of Walking Dead. I have simultaneously kept a close eye on the herds of zombies
roaming the Iowa
countryside. Those ‘walkers’ are lurching after Rick Santorum now, mostly
because he’s the one who still smells like fresh meat.
Santorum was the beneficiary of a much-hyped CNN/Time poll last
week, which suggested that he was emerging from the pack of “right-of-Romney”
models I described in a post at the time. Other, arguably more reliable polls,
didn’t show that. But, hungry zombies working on pure brain-stem instinct gotta

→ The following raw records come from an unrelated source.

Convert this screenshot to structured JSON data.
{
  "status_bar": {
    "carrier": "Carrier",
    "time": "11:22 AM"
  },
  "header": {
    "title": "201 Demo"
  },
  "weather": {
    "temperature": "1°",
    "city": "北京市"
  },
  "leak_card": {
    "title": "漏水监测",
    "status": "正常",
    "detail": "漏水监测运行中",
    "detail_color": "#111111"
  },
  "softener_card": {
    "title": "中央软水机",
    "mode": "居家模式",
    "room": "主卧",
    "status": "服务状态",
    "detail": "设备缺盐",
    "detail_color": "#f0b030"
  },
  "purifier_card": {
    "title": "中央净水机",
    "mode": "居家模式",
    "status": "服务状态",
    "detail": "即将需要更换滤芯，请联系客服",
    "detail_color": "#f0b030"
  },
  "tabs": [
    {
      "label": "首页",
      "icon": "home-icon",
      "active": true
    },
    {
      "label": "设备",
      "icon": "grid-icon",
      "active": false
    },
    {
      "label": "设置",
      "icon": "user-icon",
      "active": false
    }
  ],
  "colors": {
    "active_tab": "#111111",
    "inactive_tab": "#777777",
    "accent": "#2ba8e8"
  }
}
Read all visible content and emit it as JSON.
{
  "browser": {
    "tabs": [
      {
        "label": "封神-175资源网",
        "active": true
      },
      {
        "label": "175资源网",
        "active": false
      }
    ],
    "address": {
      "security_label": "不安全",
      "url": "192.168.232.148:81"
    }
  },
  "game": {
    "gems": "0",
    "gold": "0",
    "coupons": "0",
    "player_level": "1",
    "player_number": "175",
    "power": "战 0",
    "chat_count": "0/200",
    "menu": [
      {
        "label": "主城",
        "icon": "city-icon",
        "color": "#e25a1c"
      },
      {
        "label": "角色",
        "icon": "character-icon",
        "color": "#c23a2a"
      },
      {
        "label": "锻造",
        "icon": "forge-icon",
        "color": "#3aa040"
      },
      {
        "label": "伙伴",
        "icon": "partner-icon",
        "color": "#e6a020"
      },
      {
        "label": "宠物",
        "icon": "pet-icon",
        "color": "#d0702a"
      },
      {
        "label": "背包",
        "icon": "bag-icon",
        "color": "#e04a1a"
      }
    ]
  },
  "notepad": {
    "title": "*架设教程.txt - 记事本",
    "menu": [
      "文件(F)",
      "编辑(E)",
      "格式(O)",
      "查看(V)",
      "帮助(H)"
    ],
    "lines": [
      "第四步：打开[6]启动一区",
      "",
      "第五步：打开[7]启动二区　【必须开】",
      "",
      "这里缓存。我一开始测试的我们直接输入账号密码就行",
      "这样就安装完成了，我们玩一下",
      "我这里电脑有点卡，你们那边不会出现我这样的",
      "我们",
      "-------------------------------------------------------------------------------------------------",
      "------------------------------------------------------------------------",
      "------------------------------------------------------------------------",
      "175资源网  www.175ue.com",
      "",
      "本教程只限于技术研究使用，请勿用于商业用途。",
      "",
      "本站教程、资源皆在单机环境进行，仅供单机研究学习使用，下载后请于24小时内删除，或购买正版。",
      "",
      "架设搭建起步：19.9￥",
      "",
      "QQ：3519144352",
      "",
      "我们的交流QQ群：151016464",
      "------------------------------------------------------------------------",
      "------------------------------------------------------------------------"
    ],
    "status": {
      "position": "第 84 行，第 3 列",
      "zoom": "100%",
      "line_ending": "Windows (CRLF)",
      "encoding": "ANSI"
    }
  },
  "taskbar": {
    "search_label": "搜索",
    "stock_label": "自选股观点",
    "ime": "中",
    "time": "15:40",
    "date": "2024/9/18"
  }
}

give chase. The “Santorum Surge” was the political – nay, the news of the day, and drove a huge round of media attention on
Yesterday’s much-hyped Des Moines Register poll, at close
inspection, appears to pretty much confirm that by late in the week, Santorum
was where CNN/Time said he was at the beginning of the week, and rising fast
into the weekend.
In other words, the overall evidence seems to suggest that most
of Santorum’s surge came after, and
was caused by, the CNN/Time poll.
But this does not mean that Santorum’s surge is entirely
random and phony. As I described recently, you’ve got a lot of Republican
voters still shopping for a candidate, and the CNN/Time poll was like a
salesperson bringing in a model they hadn’t yet considered.
Santorum is capable of getting this late surge precisely
because he hasn’t been considered worthy of careful, potentially disqualifying consideration. Romney and
his allies don’t consider Santorum viable in the long run, so they have had no
interest in attacking him. The other non-Romney campaigns haven’t previously considered
Santorum a threat, so they haven’t bothered to attack him. The media hasn’t
previously had any reason to pay attention to Santorum, and thus hasn’t given
him a high-profile vetting.
Most likely, they were all correct, and Santorum never was
worth paying attention to, and will fade away quickly. But perhaps he’ll prove
Meanwhile, if the top three in Iowa
are in fact Romney, Santorum, and Paul, in any order, that’s heaven-sent for
Romney – as I wrote in early 2011, Romney’s best scenario is the least establishment-acceptable candidates finishing high in Iowa.
Still, you could raise the following argument: the
right-of-Romney majority split too much in Iowa
– but could coalesce by South
Carolina. And if it does, the beneficiary – maybe Santorum,
but maybe Gingrich or Perry – wins SC, knocks out the rest of the
right-of-Romney candidates, wins Florida, and then we get the ‘long siege’
That’s certainly still possible. And, it’s why you could see
candidates like Perry, Gingrich, and Bachmann stay in, even if they do poorly in
if they have enough rich friends to finance their Super PACs.)